Therefore, it has critics wondering if today’s rap artists have lost touch with black historymakers?
Earlier this year Minaj bent history with a controversial cover to her single, “Lookin A$$…” with altered iconic photo of Malcolm X looking outside a window with a rifle in his hand.
“I don’t want to say today’s rappers are not educated about black history, but they don’t seem as aware as rap generations before them,” said Jermaine Hall, editor-in-chief of Vibe, the hip-hop magazine and website.
Hall said today’s youth haven’t experienced the same racial struggles, “They’re sort of getting further and further away from the civil rights movement.” Although, racial discrimination and racial profiling is still very much so institutionalized.
“In the ’80s, whether it was KRS-One, Public Enemy, or the Native Tongues, that entire movement, it was very in tune with black history,” Hall said. “They knew everything about Malcolm, about Martin, about Rosa Parks. Now, the new rappers just aren’t as in tune.”

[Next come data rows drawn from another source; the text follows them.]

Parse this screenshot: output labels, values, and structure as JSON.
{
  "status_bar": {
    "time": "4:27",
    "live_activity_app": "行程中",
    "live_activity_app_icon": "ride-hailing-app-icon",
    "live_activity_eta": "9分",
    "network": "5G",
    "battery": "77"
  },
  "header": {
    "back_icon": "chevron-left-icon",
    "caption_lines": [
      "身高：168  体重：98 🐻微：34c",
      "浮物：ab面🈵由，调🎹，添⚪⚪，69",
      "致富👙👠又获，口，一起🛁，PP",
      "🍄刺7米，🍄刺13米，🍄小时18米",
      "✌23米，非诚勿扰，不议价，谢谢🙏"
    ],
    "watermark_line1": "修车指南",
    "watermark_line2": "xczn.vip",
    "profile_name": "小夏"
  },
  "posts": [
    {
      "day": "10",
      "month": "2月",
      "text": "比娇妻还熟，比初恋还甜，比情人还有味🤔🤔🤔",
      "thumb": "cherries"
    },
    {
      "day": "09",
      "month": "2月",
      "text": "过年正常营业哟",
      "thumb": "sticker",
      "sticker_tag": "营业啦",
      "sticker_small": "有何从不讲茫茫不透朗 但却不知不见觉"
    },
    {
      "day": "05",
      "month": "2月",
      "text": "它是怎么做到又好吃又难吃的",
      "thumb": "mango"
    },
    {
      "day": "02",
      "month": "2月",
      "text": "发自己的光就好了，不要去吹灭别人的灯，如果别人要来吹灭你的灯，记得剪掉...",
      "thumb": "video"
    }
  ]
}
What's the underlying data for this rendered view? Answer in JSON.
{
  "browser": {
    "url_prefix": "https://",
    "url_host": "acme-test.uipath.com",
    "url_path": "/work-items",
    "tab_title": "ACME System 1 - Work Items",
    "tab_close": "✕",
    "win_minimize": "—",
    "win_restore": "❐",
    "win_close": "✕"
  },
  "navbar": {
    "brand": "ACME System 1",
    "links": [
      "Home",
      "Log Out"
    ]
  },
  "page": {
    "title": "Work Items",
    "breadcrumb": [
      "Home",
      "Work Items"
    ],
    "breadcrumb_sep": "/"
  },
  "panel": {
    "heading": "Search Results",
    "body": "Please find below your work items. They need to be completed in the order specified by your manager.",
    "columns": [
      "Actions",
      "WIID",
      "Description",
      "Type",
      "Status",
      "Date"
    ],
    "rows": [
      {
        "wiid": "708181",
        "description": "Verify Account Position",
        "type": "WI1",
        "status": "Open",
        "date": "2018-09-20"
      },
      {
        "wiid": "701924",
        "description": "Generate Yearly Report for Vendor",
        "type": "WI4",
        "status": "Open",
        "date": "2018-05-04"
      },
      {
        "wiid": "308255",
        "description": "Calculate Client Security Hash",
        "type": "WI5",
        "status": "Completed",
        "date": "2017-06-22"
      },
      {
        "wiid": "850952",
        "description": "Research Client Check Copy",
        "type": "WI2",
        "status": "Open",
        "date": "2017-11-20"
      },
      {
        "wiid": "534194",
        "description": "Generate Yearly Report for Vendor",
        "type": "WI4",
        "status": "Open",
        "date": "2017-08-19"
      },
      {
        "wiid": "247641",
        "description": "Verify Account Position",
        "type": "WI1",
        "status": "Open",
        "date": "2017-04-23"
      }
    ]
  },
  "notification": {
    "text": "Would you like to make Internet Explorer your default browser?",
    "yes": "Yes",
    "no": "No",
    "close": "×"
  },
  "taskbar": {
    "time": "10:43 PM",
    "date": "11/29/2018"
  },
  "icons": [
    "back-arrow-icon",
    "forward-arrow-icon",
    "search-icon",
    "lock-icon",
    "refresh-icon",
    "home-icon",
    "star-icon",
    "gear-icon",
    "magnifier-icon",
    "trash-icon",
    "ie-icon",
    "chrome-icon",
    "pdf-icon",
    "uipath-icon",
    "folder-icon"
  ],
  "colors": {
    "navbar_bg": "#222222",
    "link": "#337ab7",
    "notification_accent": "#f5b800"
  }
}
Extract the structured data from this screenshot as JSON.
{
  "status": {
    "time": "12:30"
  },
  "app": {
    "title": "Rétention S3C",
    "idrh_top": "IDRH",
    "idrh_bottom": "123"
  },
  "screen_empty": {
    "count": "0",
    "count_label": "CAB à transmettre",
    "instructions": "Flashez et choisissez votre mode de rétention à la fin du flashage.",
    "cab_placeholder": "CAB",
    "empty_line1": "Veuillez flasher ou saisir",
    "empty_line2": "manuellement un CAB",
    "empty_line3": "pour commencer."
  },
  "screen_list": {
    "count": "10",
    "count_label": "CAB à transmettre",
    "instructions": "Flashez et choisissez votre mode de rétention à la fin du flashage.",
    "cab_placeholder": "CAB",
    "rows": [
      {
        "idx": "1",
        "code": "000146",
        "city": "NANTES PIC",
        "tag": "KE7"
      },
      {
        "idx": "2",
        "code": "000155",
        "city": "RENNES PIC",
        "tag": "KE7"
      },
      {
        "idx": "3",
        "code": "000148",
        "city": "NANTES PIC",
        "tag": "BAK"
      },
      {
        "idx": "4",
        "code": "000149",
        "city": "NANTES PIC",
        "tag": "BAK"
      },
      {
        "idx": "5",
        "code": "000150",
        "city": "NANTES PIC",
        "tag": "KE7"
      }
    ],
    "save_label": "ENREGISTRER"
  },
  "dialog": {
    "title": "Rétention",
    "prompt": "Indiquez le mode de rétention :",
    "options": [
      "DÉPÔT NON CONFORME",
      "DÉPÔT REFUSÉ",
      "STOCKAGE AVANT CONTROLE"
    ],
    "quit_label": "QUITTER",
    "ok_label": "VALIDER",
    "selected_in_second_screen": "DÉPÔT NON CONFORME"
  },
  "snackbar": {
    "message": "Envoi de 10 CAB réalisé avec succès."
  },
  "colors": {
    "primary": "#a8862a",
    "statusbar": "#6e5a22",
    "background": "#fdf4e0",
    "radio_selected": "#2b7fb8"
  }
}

Minaj apologized with, “if the meaning of the photo was misconstrued.” Wayne wrote to the Till family to “acknowledge your hurt, as well as the letter you sent to me via your attorneys.” Simmons was the only one to say, “I am sincerely sorry.”
Jasiri X, a conscious rapper — focusing on black empowerment and social issues, said many of today’s mainstream rappers use images of revolutionary black icons to promote an anti-establishment image.
“All the while, they’re being funded and pushed by major corporations,” he said. “I see Nikki and other artists, whether Kanye or Jay-Z, adopting these revolutionary images or using a clip or saying their name, but never practice the principles which these revolutionaries gave their lives for.”
Hip-hop music started in the 1970s to express different social and black experiences.
“Not only did it sound funky but it helped raise our consciousness,” Davey wrote on his website.
Now a money-obsessed industry, speaking of black icons like Malcolm X and Harriet Tubman in a hip-hop space used to be about raising consciousness.
“We see a lot of things going on with our young people, and we don’t feel like we are teaching them values that can compete with the way the value of money is ingrained in our culture,” Bakari Kitwana said. “Everything is just focused on money. If you can get money, whatever else you’re doing doesn’t matter.”
He continued with, “It’s reached a crisis point,” he said. “I came up in the ’70s and ’80s, and greed has always been present, but I don’t think I’ve ever seen it like it is now.”
Paradise Gray agreed with — who performed in the 1980s with the Afrocentric rap group X Clan.
“Mainstream rap music has lost its reverence for anything besides money,” Gray said. Today’s rappers threaten to kill people who disrespect them, “but they sit back and let you disrespect our legacy, our culture, our history,” he said.
He continued with:
“What,” Gray asked, “will the disrespect of your humanity and your blackness cost you?”
Read more here.